This book matches a similar book for boys, from the same publisher, 200 Ways to Raise a Boy's Emotional Intelligence. Why is it that we think of self-esteem for girls and emotional intelligence for boys?
In a time when eating disorders are rampant among young girls, with the age of onset decreasing steadily, the issue of self-esteem is more important than ever. Will Glennon writes candidly of logical, caring and fun ways to communicate with a young girl that help her discover and appreciate her own true value.
The process begin, of course, with the adult valuing her.
The title alone is a gift to adults and children because it raises consciousness in the mind of adult caretakers that encouraging the development of self esteem in a girl is part of the caretaker's job.
I highly recommend this book to anyone who cares about a girl: parents, grandparents, teachers, neighbors and relatives. I recommend it to adults as a resource they can use to help themselves and each other.

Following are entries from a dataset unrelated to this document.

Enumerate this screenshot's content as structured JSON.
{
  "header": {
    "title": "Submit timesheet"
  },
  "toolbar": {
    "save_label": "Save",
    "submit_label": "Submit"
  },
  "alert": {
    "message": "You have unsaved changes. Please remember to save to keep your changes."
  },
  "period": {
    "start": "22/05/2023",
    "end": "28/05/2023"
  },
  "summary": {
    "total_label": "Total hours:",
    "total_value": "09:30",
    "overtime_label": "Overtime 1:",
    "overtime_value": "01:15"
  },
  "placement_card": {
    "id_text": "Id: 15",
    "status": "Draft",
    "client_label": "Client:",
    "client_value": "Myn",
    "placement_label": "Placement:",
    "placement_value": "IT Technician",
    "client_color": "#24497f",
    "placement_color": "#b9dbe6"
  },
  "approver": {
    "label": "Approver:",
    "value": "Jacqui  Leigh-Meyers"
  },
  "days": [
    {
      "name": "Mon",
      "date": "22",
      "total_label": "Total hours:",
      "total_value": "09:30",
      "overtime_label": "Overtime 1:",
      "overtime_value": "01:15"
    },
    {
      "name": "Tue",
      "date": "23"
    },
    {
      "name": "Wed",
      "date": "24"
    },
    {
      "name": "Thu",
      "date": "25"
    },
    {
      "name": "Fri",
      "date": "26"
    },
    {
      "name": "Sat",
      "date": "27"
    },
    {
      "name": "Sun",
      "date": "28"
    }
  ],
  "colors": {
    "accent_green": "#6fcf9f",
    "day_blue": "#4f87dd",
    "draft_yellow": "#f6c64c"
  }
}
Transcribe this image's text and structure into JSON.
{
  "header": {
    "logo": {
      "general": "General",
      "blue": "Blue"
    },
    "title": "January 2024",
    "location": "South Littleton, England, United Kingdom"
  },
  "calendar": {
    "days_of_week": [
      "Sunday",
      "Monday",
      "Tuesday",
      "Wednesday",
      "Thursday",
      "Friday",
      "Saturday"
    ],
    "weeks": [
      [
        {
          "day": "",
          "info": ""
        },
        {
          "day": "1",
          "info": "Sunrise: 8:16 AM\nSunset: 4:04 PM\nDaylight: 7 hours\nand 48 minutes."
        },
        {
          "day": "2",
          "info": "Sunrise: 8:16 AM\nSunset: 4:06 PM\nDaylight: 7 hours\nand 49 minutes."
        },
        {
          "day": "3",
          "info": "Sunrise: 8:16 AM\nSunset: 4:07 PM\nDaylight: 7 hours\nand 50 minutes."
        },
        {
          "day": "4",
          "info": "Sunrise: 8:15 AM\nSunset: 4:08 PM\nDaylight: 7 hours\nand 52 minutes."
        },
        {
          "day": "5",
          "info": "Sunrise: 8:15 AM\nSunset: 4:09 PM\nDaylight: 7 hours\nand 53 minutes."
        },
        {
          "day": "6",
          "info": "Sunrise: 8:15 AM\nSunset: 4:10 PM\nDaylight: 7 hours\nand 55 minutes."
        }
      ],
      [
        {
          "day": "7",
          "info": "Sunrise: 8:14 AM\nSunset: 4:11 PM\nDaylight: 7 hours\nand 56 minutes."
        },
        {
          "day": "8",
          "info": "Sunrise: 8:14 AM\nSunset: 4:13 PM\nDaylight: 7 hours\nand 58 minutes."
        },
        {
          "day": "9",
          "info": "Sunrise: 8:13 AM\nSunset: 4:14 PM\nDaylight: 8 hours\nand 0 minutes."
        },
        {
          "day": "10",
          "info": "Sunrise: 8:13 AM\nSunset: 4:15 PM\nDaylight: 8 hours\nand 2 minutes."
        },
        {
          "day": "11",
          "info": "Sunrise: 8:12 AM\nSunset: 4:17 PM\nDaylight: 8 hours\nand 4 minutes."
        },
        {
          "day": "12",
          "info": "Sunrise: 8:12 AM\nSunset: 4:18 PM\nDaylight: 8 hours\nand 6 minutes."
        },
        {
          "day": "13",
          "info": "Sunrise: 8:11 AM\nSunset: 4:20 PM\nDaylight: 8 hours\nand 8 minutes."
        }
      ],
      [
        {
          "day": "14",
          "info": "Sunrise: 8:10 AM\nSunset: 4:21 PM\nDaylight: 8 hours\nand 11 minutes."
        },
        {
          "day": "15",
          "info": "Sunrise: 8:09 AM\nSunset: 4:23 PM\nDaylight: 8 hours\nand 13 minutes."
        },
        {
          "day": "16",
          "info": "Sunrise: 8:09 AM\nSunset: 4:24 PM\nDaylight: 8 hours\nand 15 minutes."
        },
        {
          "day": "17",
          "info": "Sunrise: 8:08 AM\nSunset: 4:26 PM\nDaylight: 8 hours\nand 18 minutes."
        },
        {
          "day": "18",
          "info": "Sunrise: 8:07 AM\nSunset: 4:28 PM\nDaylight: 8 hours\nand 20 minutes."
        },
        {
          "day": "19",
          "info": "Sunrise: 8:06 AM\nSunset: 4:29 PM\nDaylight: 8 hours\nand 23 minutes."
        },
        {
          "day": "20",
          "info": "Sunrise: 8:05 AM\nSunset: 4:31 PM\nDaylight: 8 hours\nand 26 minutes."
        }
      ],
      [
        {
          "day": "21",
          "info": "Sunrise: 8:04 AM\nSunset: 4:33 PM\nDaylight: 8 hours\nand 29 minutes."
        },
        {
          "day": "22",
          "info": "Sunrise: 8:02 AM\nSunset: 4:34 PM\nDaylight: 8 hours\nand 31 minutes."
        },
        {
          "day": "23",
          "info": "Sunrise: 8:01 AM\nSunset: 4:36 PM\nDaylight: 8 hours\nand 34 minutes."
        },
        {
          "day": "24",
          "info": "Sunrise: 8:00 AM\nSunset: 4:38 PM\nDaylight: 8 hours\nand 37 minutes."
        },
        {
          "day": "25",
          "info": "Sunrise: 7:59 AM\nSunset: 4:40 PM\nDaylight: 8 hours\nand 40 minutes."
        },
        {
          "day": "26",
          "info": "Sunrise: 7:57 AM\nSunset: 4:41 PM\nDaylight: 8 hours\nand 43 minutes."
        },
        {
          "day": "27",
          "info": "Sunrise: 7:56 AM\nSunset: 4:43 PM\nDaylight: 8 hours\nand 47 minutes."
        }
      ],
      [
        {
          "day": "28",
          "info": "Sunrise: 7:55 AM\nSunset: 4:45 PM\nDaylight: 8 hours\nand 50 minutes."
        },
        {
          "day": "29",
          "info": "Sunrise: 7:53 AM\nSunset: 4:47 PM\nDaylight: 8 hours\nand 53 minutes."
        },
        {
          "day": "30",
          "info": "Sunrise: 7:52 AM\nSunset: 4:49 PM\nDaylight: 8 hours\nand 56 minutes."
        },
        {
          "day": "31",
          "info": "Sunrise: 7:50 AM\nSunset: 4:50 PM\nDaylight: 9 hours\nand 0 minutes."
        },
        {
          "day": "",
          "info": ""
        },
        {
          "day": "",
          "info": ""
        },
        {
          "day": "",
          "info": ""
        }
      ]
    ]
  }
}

The exercises can relate to people of all ages. People of all ages need the sturdiness that comes with healthy and substantial self-esteem. It's the best prevention for many psychological difficulties, particularly eating disorders.
Joanna Poppink, MFT
eating disorder recovery specialist for adults
private psychotherapy in Los Angeles, CA
Common sense collection with helpful tips
I like that there are suggestions for both parents and teachers
Best feature: Each of the 200 "ways" has a short action step individualized for both parents and teachers. Makes implementation of the ideas much easier.
Pet peeve: No index....aarggh!